Notable silence: Trump has remained largely silent on the issue of abortion so far, raising some questions from GOP activists, the Associated Press reports. Marjorie Dannenfelser, president of the anti-abortion rights group Susan B. Anthony Pro-Life America, told the AP she believes all of the GOP candidates would support a national abortion ban.

Fox and the elephant: Revelations that Fox CEO Rupert Murdoch and other prominent Fox personalities privately criticized Trump haven’t stopped GOP presidential hopefuls from flocking to the network as they court GOP voters, NBC News’ Allan Smith and Natasha Korecki report. Even Trump “is open to returning soon,” they write.

Trippy: A new PAC is launching to boost candidates who support the use of psychedelic drugs to treat mental health conditions and “to secure federal funding to further education and research,” per NBC News’ Alicia Victoria Lozano.

Walk(er)ing away: Former Wisconsin GOP Gov. Scott Walker told the Milwaukee Journal Sentinel that he will not challenge Democratic Sen. Tammy Baldwin next year, saying, “After getting so much done as governor, I would be bored as senator.”

McCormick spices it up: Republican Dave McCormick, who is considering running for Senate in Pennsylvania again after making an unsuccessful run last year, is launching a new PAC to support down-ballot Republican candidates and grow the party’s mail-in voting efforts, the Dispatch reports. 

The Elephant-eye State: The Washington Post reports on how Iowa has transformed from a swing state to the “Florida of the North.” 

Recruitment watch: Lansing Mayor Andy Schor, a Democrat, announced Monday that he won’t run for Congress in Michigan’s 7th District, which Rep. Elissa Slotkin is vacating to run for Senate, per the Detroit News.

Chicago scoops: NBC News’ Natasha Korecki scooped two developments in Chicago’s mayoral race on Monday: Former longtime Democratic Rep. Bobby Rush has endorsed Paul Vallas, the former Chicago Public Schools CEO, over Cook County Commissioner Brandon Johnson. And Rev. Al Sharpton will be in Chicago on Sunday for a get-out-the-vote rally, but he is not endorsing a specific candidate. 
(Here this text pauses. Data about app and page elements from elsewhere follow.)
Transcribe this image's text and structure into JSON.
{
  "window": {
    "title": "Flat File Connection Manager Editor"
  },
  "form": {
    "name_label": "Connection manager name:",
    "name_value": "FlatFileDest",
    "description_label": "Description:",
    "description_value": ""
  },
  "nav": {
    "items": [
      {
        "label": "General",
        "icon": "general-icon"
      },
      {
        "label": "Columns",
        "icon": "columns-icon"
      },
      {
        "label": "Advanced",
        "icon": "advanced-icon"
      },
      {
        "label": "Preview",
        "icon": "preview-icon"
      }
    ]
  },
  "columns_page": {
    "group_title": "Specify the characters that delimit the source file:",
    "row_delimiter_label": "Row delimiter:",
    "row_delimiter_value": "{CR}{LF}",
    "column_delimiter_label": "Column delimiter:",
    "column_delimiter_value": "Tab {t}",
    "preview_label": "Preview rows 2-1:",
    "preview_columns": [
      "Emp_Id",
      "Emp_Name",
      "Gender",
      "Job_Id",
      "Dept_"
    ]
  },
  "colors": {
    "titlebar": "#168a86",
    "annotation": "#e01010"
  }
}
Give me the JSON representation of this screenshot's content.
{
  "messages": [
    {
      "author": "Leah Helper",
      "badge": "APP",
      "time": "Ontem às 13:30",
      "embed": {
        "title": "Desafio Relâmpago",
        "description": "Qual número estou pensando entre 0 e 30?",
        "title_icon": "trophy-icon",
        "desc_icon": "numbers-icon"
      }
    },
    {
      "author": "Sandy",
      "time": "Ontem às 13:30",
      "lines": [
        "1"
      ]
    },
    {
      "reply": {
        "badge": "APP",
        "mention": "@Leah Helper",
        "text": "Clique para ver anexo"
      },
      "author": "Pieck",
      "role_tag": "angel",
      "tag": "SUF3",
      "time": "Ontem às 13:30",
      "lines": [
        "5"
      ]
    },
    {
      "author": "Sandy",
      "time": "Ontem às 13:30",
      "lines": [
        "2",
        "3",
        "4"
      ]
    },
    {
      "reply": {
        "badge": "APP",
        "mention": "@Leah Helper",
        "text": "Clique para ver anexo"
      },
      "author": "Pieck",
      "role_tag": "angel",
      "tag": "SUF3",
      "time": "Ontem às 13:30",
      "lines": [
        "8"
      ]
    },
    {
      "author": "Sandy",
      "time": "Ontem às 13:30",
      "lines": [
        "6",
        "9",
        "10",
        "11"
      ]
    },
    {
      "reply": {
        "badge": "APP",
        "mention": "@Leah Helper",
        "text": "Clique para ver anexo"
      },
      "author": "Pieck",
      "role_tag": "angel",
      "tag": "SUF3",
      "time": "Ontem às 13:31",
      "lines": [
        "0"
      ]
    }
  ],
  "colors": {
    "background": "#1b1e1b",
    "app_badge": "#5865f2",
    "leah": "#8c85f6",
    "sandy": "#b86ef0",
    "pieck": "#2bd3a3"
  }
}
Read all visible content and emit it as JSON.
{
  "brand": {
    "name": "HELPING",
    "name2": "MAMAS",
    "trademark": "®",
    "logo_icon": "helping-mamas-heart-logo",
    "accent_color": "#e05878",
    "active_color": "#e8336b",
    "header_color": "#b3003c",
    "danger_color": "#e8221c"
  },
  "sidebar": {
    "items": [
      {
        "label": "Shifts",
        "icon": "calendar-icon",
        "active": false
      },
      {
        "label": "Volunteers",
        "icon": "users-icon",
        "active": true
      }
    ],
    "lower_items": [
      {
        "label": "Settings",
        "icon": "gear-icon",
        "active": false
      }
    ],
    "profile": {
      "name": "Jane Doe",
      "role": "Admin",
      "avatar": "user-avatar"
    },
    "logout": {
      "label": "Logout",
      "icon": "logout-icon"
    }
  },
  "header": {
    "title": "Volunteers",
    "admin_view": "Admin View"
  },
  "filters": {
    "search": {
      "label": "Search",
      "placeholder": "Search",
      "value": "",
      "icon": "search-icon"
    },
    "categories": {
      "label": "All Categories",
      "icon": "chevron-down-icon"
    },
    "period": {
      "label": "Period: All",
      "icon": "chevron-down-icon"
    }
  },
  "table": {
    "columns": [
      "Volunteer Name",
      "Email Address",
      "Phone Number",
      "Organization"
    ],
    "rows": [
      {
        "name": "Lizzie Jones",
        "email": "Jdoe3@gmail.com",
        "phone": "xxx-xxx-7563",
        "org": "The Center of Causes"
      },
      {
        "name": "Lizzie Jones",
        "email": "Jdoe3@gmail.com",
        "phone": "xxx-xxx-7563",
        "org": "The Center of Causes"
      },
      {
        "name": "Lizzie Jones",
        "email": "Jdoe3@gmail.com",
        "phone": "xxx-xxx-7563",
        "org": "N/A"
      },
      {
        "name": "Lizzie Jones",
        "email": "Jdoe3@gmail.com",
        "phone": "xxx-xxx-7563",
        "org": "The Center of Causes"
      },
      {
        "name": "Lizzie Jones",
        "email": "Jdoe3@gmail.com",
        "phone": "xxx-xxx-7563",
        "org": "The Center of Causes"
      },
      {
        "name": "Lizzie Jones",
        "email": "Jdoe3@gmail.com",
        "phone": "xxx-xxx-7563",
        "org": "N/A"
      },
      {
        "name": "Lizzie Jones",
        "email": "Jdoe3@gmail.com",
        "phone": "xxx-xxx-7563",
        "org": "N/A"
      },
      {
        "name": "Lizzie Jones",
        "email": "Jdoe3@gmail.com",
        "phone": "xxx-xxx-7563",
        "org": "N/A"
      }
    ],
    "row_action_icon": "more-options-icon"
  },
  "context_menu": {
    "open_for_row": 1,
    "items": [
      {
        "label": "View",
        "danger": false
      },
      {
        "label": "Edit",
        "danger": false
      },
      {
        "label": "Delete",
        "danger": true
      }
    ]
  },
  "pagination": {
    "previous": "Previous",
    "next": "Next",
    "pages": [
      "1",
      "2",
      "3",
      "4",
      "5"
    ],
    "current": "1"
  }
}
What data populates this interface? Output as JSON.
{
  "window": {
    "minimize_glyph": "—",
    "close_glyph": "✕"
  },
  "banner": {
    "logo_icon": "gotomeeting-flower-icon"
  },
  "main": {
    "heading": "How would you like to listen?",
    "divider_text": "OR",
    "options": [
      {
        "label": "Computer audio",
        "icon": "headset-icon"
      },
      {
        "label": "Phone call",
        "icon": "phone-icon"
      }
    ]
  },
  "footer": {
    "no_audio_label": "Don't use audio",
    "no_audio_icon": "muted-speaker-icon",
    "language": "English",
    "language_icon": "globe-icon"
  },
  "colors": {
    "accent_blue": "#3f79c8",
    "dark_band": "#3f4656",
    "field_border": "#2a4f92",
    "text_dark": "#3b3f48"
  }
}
Bluegrass bickering: A new ad from an outside group aligned with former Ambassador Kelly Craft’s Kentucky gubernatorial bid hits state Attorney General Daniel Cameron, depicting him as a “soft on crime” teddy bear wearing a “woke” button. 

Cash dash: Fox News reports that Republican businessman Vivek Ramaswamy’s presidential campaign has raised money from more than 10,000 individual donors. While it’s unclear where the Republican National Committee will set the bar, it’s possible the party uses individual donation thresholds as part of its rubric for candidates to qualify for their presidential debates. 

A long shot: Former Michigan Rep. Mike Rogers floated a possible presidential bid in an interview with Fox News

ICYMI: What ELSE is happening in the world

President Biden signed a bill Monday that allows the federal government to declassify as much information as possible related to the origins of the Covid pandemic.

A New York Times story details the decades-old tale behind the Iran hostage crisis and a secretive campaign to influence former President Jimmy Carter’s re-election campaign.

The judge hearing the case between Dominion Voting Systems and Fox News will decide Tuesday whether to issue a summary judgment on any part of the case. 

The cast of “Ted Lasso” visited the White House on Monday to bring awareness to struggles with mental health.